He then talks about the magic of stories, and remarks that he is convinced that the most important question about a story has nothing to do with genre, and often comes from children. A writer knows that his or her story has succeeded when they hear this: “…and then what happened?”
Part of the joy of reading for me is that almost any book can be read on multiple levels. I read for escapism; I read for work; I read for play. I found out not long ago that a close family member was expecting his first child in August. I understand other people buy practical things for this sort of event – diapers, clothes, all the things that single people with no children have no idea about. My immediate thought was, “Books! I can buy more books!”
Among the selections in Stories, Gaiman and Sarrantonio each have one of their own stories. Gaiman’s is “The Truth is a Cave in the Black Mountains.”
In it, a dwarf who is never named approaches the house of Calum MacInnes, and it is quickly established that the dwarf requires MacInnes’s services a guide for reasons he does not care to detail. Know that this is not a review so much as a short commentary. On their journey, the dwarf and MacInnes establish that they have widely divergent views on what the truth is. Because of this, only one of them will go home from this trip to the Misty Isle.
These are facts. You can read the story on a more analytical level, and no doubt find more. You can read it for entertainment, and possibly find less. The joy of reading, as I think Gaiman and Sarrantonio capture in their anthology, is whatever you read in their stories – you will find that desire to know what comes next: “and then what happened?”
On Wednesday, May 25, The Guardian (UK) ran the following story on prisoners and gaming in China.
The scary thing is that I’ve read this novel.
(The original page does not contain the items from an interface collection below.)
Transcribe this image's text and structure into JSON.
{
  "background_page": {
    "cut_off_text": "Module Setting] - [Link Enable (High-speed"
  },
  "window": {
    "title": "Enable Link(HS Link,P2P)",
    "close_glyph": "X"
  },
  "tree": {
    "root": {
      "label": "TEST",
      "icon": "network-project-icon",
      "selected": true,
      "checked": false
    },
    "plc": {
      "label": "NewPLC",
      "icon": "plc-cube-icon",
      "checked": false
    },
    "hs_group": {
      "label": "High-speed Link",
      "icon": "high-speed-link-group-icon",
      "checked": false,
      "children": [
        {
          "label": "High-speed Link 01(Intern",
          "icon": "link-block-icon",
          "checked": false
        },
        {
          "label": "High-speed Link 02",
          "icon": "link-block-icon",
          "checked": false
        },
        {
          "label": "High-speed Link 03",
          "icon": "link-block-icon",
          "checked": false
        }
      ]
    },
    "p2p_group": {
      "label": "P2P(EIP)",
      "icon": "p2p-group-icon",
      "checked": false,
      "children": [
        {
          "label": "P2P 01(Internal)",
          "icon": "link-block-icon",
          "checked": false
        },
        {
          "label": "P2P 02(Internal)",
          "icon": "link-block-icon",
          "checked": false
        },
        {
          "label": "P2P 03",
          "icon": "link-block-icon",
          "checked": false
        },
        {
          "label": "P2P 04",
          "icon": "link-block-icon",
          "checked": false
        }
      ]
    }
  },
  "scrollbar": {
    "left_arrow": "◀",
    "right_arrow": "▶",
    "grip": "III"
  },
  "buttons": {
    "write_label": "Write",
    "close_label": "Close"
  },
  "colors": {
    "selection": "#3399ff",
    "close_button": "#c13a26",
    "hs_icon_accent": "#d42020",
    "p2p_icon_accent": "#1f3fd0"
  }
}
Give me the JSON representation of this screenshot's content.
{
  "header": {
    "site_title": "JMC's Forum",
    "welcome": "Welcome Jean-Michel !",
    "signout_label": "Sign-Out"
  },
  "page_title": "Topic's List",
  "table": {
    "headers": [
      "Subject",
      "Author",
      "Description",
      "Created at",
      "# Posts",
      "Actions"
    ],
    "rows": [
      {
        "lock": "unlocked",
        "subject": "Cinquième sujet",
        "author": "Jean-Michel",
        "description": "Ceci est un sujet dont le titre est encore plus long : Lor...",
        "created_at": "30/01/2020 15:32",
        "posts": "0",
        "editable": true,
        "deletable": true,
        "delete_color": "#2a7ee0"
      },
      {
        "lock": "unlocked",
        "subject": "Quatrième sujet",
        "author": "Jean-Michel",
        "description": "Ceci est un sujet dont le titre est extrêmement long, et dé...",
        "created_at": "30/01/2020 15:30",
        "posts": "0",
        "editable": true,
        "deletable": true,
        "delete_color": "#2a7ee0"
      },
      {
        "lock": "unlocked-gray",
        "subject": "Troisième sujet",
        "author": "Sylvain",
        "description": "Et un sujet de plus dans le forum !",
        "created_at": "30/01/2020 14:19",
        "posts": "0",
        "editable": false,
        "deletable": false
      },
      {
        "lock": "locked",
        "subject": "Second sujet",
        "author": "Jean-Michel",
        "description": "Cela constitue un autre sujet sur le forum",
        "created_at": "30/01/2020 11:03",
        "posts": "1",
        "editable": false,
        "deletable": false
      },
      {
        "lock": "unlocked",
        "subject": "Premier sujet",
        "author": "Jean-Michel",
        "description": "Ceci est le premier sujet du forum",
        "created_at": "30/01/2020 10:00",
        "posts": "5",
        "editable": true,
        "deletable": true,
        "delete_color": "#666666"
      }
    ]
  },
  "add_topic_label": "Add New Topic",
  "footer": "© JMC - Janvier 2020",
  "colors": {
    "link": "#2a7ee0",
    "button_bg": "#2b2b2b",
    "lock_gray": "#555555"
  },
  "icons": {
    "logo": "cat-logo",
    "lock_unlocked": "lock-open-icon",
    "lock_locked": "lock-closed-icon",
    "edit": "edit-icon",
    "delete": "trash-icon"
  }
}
It’s called For the Win, and it’s by Cory Doctorow. I’ll review it here next week.